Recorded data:
● ● ● ● ● ● ●

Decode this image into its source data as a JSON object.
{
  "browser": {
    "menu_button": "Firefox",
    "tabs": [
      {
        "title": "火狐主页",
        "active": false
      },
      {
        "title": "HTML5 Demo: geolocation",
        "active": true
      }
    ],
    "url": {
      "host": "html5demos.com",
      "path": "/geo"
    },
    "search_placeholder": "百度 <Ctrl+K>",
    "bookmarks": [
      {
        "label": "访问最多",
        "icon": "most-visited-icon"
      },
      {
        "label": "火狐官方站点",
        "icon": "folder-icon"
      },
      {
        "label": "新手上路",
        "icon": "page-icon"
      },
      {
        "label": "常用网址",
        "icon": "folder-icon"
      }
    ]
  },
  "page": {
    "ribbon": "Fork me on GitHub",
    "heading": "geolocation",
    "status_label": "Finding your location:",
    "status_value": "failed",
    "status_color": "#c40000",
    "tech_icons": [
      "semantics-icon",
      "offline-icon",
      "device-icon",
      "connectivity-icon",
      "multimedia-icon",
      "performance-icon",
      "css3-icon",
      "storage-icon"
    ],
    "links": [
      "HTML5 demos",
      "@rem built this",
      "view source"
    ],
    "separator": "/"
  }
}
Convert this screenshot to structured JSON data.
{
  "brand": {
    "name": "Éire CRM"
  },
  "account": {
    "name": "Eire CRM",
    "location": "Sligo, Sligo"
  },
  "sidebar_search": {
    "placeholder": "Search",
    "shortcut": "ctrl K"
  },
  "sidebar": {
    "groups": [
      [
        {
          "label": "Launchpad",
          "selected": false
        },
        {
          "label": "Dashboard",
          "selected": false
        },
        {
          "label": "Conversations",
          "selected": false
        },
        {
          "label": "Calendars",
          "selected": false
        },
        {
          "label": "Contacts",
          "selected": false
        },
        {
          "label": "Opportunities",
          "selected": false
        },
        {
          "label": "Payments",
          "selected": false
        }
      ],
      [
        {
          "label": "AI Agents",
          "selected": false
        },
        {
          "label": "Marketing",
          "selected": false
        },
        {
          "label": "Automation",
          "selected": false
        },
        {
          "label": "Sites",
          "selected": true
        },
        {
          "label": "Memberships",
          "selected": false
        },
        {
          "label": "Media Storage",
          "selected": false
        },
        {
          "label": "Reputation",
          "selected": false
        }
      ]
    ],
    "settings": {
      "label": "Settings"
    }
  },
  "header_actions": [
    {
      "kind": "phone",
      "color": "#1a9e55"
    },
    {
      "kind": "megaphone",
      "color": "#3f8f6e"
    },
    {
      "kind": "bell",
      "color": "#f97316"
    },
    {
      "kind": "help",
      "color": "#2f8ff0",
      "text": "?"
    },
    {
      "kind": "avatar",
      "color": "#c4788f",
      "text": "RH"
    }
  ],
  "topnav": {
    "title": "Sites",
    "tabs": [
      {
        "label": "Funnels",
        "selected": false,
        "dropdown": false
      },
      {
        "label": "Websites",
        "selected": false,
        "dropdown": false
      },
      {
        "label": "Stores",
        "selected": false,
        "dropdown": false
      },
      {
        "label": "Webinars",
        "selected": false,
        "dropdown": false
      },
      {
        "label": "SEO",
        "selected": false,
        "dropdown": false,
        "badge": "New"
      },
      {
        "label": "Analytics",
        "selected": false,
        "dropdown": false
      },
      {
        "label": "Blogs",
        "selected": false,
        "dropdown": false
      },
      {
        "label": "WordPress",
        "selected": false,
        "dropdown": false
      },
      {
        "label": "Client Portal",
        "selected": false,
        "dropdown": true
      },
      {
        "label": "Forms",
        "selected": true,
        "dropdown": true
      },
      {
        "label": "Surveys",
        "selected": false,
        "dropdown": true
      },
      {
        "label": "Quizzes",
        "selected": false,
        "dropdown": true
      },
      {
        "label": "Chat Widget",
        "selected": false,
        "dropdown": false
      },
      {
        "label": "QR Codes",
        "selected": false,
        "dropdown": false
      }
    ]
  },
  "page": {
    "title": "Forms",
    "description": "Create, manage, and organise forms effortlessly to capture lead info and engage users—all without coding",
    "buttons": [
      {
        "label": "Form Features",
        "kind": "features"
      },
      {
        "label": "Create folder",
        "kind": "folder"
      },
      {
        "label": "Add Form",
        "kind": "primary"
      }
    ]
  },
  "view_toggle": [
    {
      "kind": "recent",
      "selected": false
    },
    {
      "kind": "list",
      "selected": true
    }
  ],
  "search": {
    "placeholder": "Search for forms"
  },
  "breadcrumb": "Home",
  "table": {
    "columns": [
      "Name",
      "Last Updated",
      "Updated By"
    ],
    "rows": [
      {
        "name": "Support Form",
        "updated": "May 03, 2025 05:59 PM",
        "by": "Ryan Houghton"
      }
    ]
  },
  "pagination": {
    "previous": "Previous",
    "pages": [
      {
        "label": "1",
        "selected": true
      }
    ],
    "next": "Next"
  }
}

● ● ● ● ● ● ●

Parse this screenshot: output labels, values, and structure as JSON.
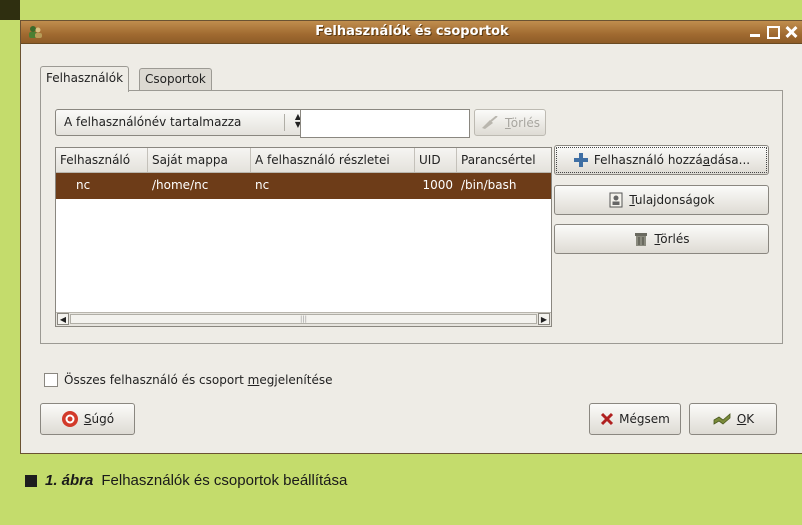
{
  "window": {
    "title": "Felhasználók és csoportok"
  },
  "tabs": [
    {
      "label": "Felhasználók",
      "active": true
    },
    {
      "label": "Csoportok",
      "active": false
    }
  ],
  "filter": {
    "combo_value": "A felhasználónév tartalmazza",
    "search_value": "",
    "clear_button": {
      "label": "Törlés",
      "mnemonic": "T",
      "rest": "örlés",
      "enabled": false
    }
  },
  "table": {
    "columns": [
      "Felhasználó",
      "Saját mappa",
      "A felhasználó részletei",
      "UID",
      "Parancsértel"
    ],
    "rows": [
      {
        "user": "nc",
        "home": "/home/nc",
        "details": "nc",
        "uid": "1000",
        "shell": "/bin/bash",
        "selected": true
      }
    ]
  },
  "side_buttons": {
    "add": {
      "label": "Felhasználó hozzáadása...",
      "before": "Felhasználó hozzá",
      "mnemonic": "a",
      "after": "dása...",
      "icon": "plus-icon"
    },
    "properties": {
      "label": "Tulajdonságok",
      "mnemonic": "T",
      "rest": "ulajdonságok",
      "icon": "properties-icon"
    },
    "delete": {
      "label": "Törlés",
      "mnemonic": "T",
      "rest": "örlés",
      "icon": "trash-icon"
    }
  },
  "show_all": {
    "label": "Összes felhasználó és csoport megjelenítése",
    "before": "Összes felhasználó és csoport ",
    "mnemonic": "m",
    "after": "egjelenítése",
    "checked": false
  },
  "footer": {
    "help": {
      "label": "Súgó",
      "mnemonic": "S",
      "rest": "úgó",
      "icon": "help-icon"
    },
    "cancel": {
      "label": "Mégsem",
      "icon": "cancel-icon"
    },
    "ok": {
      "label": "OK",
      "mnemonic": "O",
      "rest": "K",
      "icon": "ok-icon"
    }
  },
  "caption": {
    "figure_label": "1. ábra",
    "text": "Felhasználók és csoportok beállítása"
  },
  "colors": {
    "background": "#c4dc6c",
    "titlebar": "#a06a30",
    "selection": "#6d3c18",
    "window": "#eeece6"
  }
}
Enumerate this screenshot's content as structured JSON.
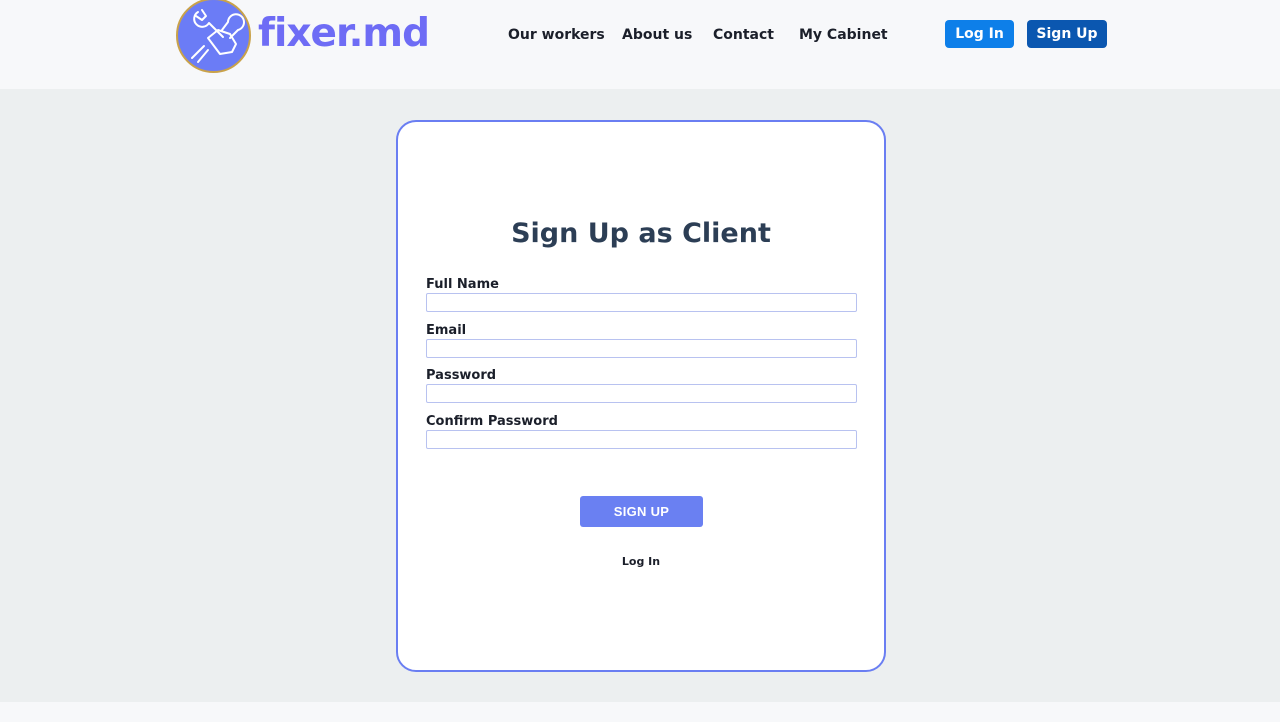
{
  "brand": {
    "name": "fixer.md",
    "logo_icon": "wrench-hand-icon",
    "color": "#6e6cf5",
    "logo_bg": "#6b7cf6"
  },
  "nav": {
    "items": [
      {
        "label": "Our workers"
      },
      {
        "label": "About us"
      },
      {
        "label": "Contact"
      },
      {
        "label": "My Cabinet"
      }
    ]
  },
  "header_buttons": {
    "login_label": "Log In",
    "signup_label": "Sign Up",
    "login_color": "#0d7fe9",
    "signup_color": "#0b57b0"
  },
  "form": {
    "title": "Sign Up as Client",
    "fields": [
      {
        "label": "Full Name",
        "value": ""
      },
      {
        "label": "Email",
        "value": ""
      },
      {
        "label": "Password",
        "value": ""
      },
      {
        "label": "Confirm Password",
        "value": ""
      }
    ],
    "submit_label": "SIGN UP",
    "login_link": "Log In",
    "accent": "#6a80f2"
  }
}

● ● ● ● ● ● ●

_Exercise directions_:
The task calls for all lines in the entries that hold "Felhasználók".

_Task result_:
    "title": "Felhasználók és csoportok"
      "label": "Felhasználók",
    "text": "Felhasználók és csoportok beállítása"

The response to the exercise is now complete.